+++ INPUT MATERIAL

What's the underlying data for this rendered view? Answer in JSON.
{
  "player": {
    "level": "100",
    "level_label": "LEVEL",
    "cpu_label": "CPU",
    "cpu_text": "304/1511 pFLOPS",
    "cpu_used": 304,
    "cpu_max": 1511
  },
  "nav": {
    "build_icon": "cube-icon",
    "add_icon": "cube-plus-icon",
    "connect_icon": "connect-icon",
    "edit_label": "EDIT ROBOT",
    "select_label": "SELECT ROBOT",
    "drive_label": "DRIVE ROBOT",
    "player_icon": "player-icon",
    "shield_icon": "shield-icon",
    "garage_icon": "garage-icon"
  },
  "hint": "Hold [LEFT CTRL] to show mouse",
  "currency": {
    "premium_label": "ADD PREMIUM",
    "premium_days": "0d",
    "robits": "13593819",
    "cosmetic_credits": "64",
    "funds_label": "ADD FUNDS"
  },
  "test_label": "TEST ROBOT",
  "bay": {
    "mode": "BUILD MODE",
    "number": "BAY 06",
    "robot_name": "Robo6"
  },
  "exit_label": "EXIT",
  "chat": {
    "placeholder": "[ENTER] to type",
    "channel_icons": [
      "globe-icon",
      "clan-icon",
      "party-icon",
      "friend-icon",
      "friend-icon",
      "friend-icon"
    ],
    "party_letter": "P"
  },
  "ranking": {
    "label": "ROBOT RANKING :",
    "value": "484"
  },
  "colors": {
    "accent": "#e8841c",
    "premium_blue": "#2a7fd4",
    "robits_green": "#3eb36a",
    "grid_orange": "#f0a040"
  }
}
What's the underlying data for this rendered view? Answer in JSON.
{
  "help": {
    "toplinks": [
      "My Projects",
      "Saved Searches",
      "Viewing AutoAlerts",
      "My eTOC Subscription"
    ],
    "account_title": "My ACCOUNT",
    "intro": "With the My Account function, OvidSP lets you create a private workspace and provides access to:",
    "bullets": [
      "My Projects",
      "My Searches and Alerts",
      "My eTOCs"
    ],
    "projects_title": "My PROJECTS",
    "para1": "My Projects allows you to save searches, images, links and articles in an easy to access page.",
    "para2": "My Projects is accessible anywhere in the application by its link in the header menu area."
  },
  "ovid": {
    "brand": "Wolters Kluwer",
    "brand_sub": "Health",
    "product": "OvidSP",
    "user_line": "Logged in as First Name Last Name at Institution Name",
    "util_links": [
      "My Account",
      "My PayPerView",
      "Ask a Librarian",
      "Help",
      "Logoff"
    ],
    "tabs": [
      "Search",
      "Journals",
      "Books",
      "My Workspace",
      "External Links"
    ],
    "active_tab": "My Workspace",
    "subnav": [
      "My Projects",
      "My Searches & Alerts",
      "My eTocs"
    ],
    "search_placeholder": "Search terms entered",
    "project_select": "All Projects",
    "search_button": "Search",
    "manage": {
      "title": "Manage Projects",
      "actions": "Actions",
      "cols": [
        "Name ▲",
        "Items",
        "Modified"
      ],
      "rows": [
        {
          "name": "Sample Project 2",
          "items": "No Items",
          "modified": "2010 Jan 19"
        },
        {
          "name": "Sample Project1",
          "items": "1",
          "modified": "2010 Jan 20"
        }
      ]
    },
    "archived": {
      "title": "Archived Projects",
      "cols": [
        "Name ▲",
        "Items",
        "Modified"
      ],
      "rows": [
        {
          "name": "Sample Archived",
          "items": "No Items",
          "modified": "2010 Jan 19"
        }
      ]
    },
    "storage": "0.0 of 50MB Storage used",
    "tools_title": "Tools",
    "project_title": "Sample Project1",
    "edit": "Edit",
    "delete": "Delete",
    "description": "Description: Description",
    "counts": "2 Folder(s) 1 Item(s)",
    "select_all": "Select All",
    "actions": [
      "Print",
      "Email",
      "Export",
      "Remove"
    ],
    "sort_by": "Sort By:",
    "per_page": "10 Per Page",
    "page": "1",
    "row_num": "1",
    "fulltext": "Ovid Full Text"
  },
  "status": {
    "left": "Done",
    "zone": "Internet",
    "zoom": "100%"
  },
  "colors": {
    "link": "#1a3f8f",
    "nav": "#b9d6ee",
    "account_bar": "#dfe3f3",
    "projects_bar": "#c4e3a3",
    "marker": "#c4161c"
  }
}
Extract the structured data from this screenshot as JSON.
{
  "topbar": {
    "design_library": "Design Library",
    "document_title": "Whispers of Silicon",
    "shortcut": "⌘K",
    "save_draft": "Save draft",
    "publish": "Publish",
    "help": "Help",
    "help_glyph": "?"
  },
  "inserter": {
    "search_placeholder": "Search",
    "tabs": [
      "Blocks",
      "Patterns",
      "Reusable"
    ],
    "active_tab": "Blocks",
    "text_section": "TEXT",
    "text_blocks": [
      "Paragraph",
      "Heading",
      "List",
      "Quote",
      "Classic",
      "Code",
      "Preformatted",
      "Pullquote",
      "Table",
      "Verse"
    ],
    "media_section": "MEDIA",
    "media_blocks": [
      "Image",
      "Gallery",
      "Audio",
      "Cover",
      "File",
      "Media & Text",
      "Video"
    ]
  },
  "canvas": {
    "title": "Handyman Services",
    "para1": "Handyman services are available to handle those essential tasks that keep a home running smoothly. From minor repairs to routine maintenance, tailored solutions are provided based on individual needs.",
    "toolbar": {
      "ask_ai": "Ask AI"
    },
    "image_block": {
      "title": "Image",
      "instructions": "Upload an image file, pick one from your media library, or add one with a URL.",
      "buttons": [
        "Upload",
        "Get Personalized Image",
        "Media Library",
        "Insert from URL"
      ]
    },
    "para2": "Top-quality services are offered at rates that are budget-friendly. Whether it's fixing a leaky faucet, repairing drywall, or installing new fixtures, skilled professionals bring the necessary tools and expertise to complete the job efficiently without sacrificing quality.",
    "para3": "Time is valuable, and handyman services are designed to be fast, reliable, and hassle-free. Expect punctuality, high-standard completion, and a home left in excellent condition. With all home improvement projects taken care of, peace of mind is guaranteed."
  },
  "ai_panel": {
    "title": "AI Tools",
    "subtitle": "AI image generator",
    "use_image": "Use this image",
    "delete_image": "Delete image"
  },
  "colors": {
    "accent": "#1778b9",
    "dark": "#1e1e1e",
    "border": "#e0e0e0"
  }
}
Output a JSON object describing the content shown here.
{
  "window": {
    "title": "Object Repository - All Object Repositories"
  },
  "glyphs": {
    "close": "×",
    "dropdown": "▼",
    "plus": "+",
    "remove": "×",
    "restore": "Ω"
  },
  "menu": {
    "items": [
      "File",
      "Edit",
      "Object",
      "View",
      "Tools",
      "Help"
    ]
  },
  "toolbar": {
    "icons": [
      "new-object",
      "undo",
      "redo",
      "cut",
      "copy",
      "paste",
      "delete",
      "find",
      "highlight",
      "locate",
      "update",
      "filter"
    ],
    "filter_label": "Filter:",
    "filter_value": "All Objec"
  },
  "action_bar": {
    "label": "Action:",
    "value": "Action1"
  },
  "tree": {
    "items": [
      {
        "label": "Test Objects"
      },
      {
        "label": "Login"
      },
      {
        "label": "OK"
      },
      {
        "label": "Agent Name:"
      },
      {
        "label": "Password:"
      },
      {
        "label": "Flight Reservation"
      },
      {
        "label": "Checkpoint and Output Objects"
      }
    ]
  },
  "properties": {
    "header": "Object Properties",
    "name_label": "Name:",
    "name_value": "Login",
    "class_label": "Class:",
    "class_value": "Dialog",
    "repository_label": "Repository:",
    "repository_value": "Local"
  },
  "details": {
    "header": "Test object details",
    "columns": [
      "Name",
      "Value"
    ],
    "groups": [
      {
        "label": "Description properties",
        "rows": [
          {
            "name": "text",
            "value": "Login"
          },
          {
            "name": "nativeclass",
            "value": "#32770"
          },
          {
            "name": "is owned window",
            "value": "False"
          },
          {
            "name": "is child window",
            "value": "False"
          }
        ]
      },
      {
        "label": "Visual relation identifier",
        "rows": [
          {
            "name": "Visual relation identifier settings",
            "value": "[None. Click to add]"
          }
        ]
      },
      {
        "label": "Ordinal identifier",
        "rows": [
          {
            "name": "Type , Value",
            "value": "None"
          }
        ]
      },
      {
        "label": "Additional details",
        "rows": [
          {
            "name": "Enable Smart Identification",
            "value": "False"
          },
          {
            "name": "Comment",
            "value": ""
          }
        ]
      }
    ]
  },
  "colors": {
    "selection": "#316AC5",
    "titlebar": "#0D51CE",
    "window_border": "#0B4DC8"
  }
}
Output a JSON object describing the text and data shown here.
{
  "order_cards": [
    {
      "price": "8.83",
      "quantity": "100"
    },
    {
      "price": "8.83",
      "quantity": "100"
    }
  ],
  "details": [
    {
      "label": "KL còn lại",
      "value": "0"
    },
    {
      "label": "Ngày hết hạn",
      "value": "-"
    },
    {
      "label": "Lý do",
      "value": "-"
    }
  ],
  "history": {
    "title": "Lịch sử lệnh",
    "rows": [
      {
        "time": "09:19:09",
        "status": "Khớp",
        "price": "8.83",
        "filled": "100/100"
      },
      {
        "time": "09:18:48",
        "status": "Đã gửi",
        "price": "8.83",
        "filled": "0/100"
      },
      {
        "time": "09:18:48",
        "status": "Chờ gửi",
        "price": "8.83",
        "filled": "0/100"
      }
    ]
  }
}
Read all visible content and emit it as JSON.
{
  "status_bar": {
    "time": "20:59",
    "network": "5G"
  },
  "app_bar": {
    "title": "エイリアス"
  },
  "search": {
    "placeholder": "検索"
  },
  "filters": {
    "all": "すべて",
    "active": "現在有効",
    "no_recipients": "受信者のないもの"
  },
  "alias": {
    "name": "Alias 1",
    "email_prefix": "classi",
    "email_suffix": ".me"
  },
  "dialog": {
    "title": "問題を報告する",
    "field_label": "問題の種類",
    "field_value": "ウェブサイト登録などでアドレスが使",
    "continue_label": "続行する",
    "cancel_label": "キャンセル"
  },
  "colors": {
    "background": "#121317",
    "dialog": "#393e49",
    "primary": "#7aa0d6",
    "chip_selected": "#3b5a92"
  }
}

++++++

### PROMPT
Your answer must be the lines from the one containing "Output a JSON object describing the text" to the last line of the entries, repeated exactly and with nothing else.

### SOLUTION FOR THIS TASK
Output a JSON object describing the text and data shown here.
{
  "order_cards": [
    {
      "price": "8.83",
      "quantity": "100"
    },
    {
      "price": "8.83",
      "quantity": "100"
    }
  ],
  "details": [
    {
      "label": "KL còn lại",
      "value": "0"
    },
    {
      "label": "Ngày hết hạn",
      "value": "-"
    },
    {
      "label": "Lý do",
      "value": "-"
    }
  ],
  "history": {
    "title": "Lịch sử lệnh",
    "rows": [
      {
        "time": "09:19:09",
        "status": "Khớp",
        "price": "8.83",
        "filled": "100/100"
      },
      {
        "time": "09:18:48",
        "status": "Đã gửi",
        "price": "8.83",
        "filled": "0/100"
      },
      {
        "time": "09:18:48",
        "status": "Chờ gửi",
        "price": "8.83",
        "filled": "0/100"
      }
    ]
  }
}
Read all visible content and emit it as JSON.
{
  "status_bar": {
    "time": "20:59",
    "network": "5G"
  },
  "app_bar": {
    "title": "エイリアス"
  },
  "search": {
    "placeholder": "検索"
  },
  "filters": {
    "all": "すべて",
    "active": "現在有効",
    "no_recipients": "受信者のないもの"
  },
  "alias": {
    "name": "Alias 1",
    "email_prefix": "classi",
    "email_suffix": ".me"
  },
  "dialog": {
    "title": "問題を報告する",
    "field_label": "問題の種類",
    "field_value": "ウェブサイト登録などでアドレスが使",
    "continue_label": "続行する",
    "cancel_label": "キャンセル"
  },
  "colors": {
    "background": "#121317",
    "dialog": "#393e49",
    "primary": "#7aa0d6",
    "chip_selected": "#3b5a92"
  }
}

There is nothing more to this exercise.